Two brothers wanted in the disappearance and presumed slayings of a Washington state couple may be heading for the Mexican border, authorities said Tuesday.
Detectives found a red Volkswagen that had been driven by 53-year-old John Blaine Reed and his brother, 49-year-old Tony Clyde Reed, in Phoenix, but they said the suspects had since taken a 2002 gold Acura 32T with Arizona plate BNN-9968. A license plate reader captured that plate near Calexico, California, on Monday, the Snohomish County Sheriff’s Office said.
The brothers are wanted in the disappearance of John Reed’s former neighbors, 45-year-old Patrick Shunn and his wife, 46-year-old Monique Patenaude, who were reported missing one week ago. Investigators say they found evidence the couple was killed, and teams were searching a wooded 23-square-mile area around their home near Oso, 50 miles north-northeast of Seattle, for their bodies.
“The exact location of the Reed brothers is unknown, but there is reason to believe they may be trying to flee to Mexico,” the sheriff’s office said in an email Tuesday. It described them as convicted felons who should be considered armed and dangerous.

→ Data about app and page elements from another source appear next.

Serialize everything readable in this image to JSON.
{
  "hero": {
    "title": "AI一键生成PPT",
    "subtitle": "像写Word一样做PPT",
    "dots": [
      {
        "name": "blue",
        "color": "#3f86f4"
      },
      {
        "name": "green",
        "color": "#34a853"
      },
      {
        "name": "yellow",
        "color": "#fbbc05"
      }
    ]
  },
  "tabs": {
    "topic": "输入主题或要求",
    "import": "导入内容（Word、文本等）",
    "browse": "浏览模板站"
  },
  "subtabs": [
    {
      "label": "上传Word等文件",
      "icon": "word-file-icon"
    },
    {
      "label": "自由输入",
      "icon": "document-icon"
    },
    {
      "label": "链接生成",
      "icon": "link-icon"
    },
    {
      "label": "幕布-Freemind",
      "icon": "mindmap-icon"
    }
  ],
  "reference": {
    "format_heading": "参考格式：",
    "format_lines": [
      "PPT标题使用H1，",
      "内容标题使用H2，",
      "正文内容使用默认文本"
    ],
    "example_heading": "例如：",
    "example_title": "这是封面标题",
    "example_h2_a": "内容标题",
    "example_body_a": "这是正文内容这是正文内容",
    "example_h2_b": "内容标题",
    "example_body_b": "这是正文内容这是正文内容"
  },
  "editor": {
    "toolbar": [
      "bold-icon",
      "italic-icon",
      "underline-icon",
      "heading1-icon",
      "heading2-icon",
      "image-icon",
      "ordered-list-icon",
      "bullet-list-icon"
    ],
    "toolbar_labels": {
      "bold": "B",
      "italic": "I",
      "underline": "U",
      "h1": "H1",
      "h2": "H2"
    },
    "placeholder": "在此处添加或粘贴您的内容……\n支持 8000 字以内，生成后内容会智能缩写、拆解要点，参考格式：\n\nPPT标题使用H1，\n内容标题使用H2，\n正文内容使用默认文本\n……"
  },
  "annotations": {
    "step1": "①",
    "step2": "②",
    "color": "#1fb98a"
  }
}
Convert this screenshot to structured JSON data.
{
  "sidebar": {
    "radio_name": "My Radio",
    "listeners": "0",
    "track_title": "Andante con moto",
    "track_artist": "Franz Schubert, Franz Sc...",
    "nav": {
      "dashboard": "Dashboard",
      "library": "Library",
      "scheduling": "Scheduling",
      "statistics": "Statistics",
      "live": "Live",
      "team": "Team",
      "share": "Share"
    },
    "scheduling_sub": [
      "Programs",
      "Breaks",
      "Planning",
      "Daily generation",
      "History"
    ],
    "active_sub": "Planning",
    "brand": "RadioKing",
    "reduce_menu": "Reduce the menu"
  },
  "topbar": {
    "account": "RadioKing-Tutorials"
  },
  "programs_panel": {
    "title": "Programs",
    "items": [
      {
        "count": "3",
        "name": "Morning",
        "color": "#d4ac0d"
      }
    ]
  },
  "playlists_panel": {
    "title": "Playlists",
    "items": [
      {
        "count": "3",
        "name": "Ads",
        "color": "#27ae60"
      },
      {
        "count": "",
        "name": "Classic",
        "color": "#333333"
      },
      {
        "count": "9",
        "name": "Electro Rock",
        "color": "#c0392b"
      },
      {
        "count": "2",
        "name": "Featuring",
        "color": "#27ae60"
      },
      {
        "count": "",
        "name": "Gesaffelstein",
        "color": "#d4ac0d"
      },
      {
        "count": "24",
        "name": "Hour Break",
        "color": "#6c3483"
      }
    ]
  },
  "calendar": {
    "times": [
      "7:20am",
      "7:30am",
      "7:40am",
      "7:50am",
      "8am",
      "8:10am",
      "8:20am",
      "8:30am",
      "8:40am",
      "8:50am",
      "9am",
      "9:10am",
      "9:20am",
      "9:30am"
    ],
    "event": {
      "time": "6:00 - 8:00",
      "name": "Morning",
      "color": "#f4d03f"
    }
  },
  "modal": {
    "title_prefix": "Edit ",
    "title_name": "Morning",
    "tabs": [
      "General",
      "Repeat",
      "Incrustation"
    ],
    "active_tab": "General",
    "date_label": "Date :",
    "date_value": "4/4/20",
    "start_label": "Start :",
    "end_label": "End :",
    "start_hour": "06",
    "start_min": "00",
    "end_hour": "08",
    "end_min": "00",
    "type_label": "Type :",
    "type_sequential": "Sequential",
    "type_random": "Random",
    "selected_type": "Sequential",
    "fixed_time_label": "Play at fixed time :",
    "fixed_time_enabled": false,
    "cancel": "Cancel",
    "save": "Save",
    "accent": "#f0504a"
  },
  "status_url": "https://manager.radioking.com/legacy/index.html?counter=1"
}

Shunn and Patenaude had long worried about getting on the wrong side of John Reed, who lived a little ways up an old logging road from their 21-acre spread in the foothills of the Cascade Mountains. When they sued other neighbors over a property dispute more than two years ago, they avoided naming him as a defendant because they didn’t want to irk him, their former lawyer said Monday.
“They weren’t looking forward to any kind of conflict with Mr. Reed,” the couple’s former lawyer, Thomas Adams, said Monday. “They didn’t want to provoke any kind of an issue with him.”
Court documents say John Reed had threated to shoot the couple for cutting brush between their two properties, according to The Seattle Times. The newspaper reported that Reed threatened to shoot or assault them if they didn’t leave him alone, according to an affidavit for a search warrant.
The grim mystery played out on land abutting the nation’s worst landslide disaster, the 2014 Oso landslide, which wiped out a rural neighborhood and killed 43 people. In an interview shortly afterward, John Reed told The Seattle Times he watched the slide as it roared past his front yard.
“This mountain of dirt taller than any trees near me cut off my view like a curtain,” he said. “And it shot right in front of me, right by my house.”
The county bought out Reed’s house last month to ease any risks from future flooding, but investigators believe Reed had been returning to the home since then, the sheriff’s office said. Court documents say the couple had complained to county officials that Reed was squatting at his old house, which prompted the county to warn Reed not to trespass.
In 2013, Shunn and Patenaude joined two other property owners in suing neighbors David and Shelly Dick over the use of the old logging road, which crosses their property. They alleged that the Dicks had been allowing people to trespass on their land to reach an unoccupied riverfront parcel owned by the Dicks.
Last month, the Dicks asked the court to dismiss the complaint.
John Reed’s property was further along the logging road, and he too used it regularly, but the couple didn’t want to sue him, Adams said. It’s possible he had a right to use the road because of his historical practice of doing so, Adams said.
John Reed has been cited for a number of mostly minor offenses.
Tony Reed has amassed dozens of arrests and twice was under state supervision — from 1989 to 1991 on drug charges, and from 1994 to 2003 for three misdemeanors, including an assault charge.
The Associated Press contributed to this article.